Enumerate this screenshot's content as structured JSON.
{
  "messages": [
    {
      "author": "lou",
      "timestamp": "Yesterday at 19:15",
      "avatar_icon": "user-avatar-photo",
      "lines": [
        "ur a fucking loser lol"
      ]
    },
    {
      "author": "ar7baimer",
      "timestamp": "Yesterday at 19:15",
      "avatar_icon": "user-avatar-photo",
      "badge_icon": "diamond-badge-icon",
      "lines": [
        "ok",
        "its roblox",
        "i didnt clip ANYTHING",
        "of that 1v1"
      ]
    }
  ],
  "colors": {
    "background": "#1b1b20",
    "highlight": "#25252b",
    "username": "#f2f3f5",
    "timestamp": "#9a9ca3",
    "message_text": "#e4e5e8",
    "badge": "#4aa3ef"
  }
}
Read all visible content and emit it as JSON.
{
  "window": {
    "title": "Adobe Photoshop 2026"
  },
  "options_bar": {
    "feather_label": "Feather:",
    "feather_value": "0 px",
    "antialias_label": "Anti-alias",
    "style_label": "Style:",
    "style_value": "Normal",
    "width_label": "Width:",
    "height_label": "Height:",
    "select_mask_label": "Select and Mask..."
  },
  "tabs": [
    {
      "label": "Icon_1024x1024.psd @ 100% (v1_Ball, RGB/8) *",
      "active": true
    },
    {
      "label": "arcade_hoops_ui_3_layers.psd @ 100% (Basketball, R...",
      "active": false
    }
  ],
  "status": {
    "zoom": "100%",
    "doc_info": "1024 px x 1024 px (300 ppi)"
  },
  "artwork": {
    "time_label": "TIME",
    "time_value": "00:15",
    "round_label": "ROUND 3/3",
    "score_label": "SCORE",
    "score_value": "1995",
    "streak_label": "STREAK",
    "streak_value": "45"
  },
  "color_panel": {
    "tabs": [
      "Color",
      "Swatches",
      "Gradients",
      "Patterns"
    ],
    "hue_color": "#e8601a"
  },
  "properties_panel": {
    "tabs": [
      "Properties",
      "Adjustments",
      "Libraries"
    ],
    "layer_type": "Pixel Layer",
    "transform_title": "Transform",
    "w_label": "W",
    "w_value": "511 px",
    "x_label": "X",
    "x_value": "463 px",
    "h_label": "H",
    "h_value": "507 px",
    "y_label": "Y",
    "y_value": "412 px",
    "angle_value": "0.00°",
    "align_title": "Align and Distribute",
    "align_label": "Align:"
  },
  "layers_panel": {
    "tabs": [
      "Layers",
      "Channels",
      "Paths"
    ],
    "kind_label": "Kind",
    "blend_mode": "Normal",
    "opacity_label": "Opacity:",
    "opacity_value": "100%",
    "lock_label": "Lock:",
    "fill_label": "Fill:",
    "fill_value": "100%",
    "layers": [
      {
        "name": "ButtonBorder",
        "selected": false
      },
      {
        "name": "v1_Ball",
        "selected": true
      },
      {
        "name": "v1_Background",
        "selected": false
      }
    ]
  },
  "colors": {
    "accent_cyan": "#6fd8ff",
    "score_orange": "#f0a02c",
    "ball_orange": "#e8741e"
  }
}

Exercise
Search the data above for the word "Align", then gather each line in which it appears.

Answer section
    "align_title": "Align and Distribute",
    "align_label": "Align:"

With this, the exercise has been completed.